    First published in 1893, Maggie: A Girl of the Streets is the first published fiction work of American author Stephen Crane. A harrowing depiction of a pretty young girl's life in the slums of turn-of-the-century New York City and her eventual decline into prostitution, Crane's novel is a starkly realistic examination of poverty and the challenges brought about by the rapid industrialization the United States underwent in the late 1800s. An enduring classic, Maggie is often regarded as the first example of naturalism in American fiction, a literary movement that included such authors as Theodore Dreiser and Upton Sinclair. This edition also includes three of Crane's short stories: 'The...read more

  • Stephen Crane

    The Red Badge of Courage tells the story of Henry Fielding, a farm boy who sets out in search of glory by running away from home to join the Civil War, only to find himself running away from the battlefield in terror during the first skirmish. Mortified by his cowardice, Henry yearns for a wound, his own red badge of courage, which would legitimize his desertion of his company. When Henry is finally wounded, he finds himself feeling real anger for the very first time and is finally able to redeem himself. First published in 1865, The Red Badge of Courage is considered one of the most important novels of the nineteenth century. It explores the dual natures of battle-the simultaneous...read more

  • Stephen Crane

    How far would a father go to keep his daughter from marrying the wrong man? Rufus Coleman, the respected editor of the New York Eclipse, plans to marry Marjory Wainwright. Yet to her father, Professor Wainwright, Rufus is still the wastrel that he thought him to be as a student in college. To thwart the marriage, the professor drags Marjory off with him and a group of students on a summer tour of Greece. Suddenly war erupts between Turkey and Greece! Will Rufus arrive in time to save the group? Will he redeem himself in the professor's eyes? Will the strife of war and trial of separation be overcome by the love between Rufus and...read more

  • Stephen Crane

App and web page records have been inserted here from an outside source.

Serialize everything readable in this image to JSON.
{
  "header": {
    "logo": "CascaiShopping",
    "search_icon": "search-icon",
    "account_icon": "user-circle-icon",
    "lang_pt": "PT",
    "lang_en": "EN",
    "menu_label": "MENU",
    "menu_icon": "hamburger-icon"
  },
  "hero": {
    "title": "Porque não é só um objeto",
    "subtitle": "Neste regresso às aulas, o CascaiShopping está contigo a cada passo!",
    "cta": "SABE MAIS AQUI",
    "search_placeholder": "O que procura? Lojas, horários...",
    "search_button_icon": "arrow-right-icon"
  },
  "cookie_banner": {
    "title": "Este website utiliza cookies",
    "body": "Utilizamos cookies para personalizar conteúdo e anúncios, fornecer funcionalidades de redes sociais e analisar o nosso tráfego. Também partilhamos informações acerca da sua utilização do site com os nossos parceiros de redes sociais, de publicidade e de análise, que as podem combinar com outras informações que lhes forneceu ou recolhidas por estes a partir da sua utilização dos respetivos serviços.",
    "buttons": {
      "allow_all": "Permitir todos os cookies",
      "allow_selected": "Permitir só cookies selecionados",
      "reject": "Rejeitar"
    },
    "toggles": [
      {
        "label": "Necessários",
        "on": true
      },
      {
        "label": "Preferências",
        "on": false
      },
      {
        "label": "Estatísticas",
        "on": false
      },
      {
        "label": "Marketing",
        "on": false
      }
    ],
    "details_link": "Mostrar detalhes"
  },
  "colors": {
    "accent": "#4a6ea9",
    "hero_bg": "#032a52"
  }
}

    This great classic of the American Civil War is one of the most important accounts of the reality of war and its aftermath. It deals with the effects of the war on one man but it speaks for a...read more

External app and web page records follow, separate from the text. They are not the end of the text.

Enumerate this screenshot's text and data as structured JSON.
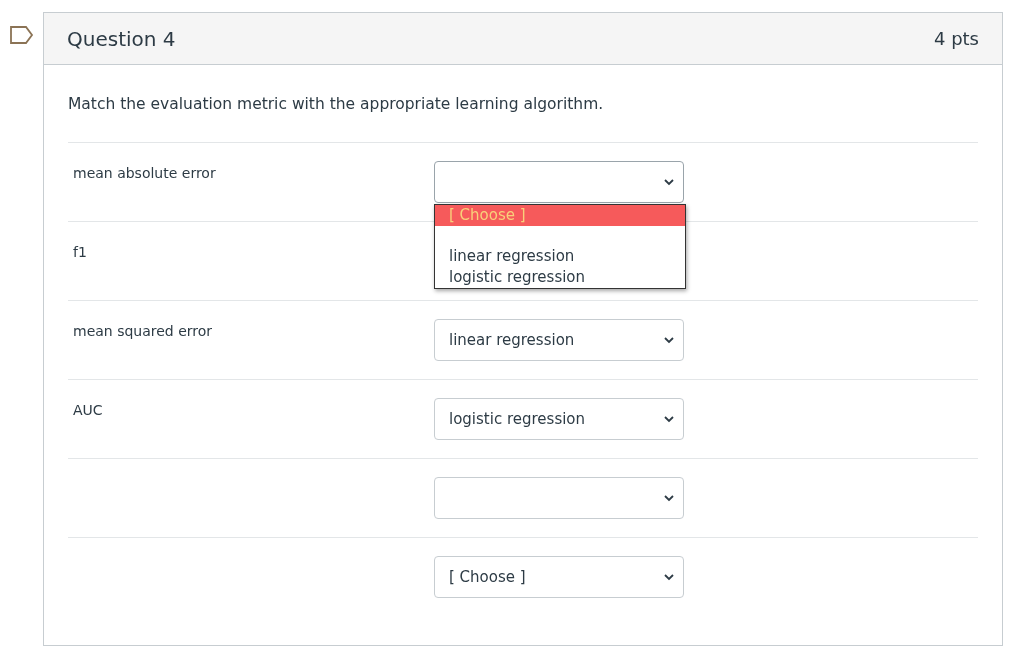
{
  "question": {
    "title": "Question 4",
    "points": "4 pts",
    "prompt": "Match the evaluation metric with the appropriate learning algorithm."
  },
  "rows": [
    {
      "label": "mean absolute error",
      "open": true,
      "menu": [
        {
          "kind": "option",
          "label": "[ Choose ]",
          "selected": true
        },
        {
          "kind": "blank"
        },
        {
          "kind": "option",
          "label": "linear regression",
          "selected": false
        },
        {
          "kind": "option",
          "label": "logistic regression",
          "selected": false
        }
      ]
    },
    {
      "label": "f1",
      "open": false
    },
    {
      "label": "mean squared error",
      "value": "linear regression",
      "open": false
    },
    {
      "label": "AUC",
      "value": "logistic regression",
      "open": false
    },
    {
      "open": false
    },
    {
      "value": "[ Choose ]",
      "open": false
    }
  ]
}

  • Stephen Crane

    Though best known for The Red Badge of Courage, his classic novel of men at war, in his tragically brief life and career Stephen Crane produced a wealth of stories that stand among the most acclaimed and enduring in the history of American fiction. This adaptation of Crane's classic short story ""The Pace of Youth"" was produced with wonderful sound effects and music by veteran radio theater producer Joe Bevilacqua, who is joined in the fine cast by William Melillo, Cathi Tully, Peter Cummings and Leslie...read more

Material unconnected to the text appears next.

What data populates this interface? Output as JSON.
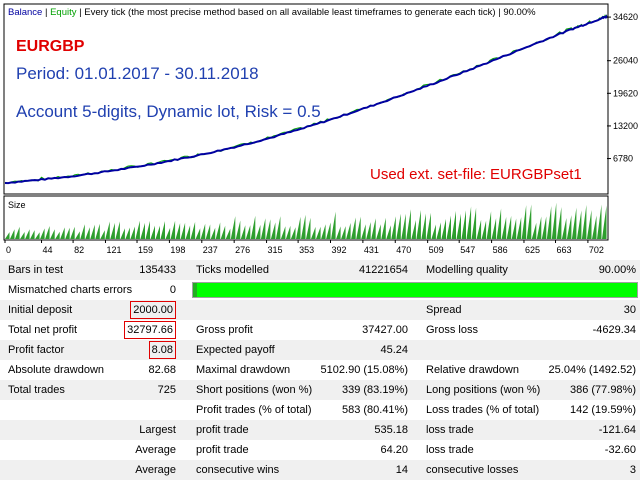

  • Stephen Crane

    In 1894, when Stephen Crane was just twenty-two years old, he showed his friend, Hamlin Garland, a set of poems in manuscript. Garland showed them to John D. Barry, who arranged for a public reading of the new work. Crane could not summon up the courage to read the poems, or even attend the reading; he waited outside on the street while Barry read them. The publishing firm of Copeland and Day took on the work, and Stephen Crane was a published poet. Six months later, The Red Badge of Courage appeared, and Stephen Crane's literary career was on its way. He still didn't have enough money to live on, but his work had reached the public. Just six years later, he was dead of...read more